# Element data from apps and pages:
--------------------------------

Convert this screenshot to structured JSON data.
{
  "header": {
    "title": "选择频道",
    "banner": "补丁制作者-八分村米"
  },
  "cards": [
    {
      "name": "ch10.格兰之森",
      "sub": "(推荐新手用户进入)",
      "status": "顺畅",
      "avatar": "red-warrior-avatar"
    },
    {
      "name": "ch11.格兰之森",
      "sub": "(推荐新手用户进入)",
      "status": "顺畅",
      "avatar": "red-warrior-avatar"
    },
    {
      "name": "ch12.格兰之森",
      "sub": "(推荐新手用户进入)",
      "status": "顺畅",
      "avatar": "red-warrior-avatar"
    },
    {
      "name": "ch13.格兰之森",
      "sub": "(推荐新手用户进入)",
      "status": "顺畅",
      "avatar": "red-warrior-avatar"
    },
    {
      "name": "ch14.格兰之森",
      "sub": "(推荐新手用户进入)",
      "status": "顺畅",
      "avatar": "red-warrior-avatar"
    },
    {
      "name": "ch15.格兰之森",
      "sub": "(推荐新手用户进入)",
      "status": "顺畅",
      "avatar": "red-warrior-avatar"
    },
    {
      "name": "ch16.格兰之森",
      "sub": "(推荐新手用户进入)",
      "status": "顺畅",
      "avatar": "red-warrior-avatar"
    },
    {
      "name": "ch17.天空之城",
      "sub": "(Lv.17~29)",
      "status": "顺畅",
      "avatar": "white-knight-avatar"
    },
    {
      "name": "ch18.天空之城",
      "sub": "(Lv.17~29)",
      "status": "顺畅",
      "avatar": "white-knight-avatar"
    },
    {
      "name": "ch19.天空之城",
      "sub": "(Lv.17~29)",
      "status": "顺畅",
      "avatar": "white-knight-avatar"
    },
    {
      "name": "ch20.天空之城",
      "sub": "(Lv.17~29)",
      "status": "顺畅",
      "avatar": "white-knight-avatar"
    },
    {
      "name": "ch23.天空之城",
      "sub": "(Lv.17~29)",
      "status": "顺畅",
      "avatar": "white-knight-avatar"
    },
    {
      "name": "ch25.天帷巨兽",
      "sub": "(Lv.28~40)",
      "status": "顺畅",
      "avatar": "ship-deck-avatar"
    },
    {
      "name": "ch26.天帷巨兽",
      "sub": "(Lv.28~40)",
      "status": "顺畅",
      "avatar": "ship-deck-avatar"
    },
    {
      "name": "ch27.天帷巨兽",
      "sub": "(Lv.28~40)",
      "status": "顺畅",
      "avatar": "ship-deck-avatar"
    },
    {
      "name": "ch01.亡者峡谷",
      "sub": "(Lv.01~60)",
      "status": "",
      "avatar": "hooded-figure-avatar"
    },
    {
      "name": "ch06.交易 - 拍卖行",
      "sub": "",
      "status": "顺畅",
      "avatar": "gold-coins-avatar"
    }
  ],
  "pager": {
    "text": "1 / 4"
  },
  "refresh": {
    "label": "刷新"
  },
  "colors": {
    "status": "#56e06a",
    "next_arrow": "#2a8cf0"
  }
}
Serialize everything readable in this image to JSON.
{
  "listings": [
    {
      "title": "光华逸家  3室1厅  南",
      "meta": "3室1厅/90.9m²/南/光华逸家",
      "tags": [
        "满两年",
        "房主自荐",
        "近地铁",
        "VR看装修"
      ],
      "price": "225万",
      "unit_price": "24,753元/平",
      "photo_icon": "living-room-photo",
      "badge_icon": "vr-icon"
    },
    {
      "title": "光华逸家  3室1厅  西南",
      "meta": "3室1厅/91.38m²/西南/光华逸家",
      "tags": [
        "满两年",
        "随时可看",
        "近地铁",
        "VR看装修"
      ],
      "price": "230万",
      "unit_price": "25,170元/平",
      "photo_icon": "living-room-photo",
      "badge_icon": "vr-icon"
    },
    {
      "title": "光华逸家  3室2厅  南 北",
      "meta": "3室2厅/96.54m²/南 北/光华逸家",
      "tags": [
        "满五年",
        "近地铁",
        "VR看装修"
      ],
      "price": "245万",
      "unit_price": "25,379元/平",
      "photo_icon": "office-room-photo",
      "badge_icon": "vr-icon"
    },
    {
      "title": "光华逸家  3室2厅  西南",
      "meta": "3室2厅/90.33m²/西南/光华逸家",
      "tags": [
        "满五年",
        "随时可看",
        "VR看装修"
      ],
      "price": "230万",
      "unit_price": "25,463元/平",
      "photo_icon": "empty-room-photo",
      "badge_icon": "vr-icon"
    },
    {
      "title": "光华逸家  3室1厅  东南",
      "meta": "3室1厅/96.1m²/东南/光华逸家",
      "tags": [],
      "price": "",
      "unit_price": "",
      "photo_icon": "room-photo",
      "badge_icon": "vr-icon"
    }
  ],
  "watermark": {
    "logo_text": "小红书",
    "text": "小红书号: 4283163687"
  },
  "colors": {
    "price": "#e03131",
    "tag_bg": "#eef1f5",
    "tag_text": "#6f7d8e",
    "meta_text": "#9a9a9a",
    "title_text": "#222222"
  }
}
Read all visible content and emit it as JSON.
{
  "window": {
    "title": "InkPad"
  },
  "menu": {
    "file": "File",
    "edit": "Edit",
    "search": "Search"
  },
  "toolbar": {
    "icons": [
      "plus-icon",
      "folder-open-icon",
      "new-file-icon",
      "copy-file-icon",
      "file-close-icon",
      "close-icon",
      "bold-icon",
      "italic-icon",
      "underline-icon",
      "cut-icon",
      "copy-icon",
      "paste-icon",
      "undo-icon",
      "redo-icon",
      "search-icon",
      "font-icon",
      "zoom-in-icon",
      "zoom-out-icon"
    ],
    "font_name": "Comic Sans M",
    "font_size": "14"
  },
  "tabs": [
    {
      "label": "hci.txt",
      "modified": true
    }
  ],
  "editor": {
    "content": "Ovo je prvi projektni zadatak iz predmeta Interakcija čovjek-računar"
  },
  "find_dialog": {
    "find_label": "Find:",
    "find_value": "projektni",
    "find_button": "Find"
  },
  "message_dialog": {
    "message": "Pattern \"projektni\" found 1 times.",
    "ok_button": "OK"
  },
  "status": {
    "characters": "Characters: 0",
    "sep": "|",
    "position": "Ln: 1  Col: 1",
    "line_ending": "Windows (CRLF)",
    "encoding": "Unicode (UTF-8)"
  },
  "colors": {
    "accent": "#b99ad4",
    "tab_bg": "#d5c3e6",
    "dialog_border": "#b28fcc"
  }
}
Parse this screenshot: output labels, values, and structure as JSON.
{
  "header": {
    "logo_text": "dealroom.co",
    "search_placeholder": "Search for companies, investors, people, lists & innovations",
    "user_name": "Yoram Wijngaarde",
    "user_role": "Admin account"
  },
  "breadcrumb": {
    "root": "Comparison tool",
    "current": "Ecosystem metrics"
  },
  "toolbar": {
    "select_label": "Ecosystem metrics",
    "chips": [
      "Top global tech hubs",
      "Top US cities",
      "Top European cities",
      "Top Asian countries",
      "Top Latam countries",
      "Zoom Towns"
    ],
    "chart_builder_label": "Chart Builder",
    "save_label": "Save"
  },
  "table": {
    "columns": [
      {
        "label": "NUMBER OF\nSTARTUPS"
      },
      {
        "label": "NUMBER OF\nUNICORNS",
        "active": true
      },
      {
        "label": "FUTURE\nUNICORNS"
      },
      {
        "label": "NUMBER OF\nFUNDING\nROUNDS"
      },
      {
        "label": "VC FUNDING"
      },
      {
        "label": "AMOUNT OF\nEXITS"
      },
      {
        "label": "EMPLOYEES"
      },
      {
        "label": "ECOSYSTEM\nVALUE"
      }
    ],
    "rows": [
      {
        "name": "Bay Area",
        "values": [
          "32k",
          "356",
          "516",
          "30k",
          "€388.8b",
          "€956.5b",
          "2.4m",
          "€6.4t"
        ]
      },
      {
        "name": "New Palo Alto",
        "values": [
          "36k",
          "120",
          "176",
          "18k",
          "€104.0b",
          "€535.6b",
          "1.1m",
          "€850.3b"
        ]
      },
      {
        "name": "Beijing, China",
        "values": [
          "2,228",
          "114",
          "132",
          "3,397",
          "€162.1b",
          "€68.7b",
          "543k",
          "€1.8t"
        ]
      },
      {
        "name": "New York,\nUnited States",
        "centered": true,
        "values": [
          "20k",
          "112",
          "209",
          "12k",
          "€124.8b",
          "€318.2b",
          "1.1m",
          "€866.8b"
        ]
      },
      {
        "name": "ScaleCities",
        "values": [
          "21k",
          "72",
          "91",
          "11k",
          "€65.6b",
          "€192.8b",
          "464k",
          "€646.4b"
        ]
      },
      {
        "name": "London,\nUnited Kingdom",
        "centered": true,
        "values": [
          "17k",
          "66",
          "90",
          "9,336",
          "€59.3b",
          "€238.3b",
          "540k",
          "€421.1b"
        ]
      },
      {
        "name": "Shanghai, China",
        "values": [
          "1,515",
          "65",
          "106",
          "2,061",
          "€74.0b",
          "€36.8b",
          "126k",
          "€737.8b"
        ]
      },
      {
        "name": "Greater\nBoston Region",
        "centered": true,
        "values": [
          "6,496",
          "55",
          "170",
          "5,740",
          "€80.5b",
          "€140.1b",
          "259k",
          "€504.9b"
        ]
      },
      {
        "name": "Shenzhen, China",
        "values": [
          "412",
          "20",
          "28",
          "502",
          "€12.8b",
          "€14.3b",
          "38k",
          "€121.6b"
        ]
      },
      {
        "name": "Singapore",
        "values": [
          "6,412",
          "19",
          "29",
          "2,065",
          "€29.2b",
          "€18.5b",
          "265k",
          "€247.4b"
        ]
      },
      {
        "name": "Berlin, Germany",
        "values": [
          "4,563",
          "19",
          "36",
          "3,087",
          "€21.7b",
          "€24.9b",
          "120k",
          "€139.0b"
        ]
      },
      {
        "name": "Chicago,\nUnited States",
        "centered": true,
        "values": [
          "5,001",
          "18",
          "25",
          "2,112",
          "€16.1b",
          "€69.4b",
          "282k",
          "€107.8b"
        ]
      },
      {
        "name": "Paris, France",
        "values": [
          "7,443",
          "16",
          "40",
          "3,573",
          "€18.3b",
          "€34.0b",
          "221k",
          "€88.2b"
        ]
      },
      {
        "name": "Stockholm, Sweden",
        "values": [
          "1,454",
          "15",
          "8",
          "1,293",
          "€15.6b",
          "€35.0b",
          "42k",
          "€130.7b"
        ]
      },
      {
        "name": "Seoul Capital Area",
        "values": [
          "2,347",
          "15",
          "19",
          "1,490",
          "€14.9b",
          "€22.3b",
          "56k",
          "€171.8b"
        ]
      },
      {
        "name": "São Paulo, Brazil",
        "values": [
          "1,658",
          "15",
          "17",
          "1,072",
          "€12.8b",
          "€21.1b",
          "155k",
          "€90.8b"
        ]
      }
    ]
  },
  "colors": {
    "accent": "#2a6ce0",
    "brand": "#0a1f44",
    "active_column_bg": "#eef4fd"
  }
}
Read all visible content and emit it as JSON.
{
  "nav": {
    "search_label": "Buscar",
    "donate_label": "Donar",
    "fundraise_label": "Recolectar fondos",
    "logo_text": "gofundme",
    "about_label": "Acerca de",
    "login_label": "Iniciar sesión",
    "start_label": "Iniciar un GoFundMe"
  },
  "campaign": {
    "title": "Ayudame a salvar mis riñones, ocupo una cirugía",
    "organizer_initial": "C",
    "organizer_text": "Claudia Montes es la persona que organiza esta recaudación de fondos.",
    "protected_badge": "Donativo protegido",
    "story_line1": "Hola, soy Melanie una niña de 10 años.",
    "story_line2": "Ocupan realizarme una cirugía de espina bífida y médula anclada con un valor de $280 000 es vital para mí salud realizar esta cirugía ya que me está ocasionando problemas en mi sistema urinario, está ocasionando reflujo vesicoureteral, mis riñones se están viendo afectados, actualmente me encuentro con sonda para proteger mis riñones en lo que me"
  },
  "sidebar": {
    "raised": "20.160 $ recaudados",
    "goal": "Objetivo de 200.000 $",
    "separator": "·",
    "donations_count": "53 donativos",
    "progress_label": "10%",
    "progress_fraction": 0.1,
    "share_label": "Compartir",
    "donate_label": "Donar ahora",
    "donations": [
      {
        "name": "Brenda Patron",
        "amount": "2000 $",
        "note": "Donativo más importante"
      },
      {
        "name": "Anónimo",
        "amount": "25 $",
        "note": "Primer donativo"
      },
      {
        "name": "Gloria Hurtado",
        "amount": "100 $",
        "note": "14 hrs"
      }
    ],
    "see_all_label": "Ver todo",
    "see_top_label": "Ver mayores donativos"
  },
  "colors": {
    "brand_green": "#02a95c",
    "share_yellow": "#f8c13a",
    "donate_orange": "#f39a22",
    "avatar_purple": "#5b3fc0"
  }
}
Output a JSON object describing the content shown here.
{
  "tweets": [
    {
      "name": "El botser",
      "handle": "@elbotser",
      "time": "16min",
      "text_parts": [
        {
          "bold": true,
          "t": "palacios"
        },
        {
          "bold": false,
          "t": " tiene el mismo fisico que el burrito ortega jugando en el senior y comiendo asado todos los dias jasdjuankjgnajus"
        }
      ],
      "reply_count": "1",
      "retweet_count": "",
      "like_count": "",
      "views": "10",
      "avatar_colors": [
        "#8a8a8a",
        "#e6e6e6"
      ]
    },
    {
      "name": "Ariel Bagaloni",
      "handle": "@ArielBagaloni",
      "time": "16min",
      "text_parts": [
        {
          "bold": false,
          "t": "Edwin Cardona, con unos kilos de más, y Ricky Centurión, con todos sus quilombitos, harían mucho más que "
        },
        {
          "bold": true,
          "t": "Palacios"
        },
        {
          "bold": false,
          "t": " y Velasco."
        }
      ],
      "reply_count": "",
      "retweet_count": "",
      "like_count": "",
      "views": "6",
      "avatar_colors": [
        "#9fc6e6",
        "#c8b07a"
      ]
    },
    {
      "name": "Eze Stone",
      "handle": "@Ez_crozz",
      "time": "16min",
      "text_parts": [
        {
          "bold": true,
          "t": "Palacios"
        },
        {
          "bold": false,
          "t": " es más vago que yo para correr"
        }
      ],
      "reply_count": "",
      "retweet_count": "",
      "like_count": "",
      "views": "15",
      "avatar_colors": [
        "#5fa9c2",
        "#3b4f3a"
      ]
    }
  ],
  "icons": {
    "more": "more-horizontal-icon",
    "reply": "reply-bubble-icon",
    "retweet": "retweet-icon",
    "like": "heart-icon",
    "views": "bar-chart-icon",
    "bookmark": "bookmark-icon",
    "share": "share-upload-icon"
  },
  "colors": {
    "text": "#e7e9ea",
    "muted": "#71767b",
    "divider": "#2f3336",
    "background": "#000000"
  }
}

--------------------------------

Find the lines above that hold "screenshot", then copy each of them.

# Output for this task:
Convert this screenshot to structured JSON data.
Parse this screenshot: output labels, values, and structure as JSON.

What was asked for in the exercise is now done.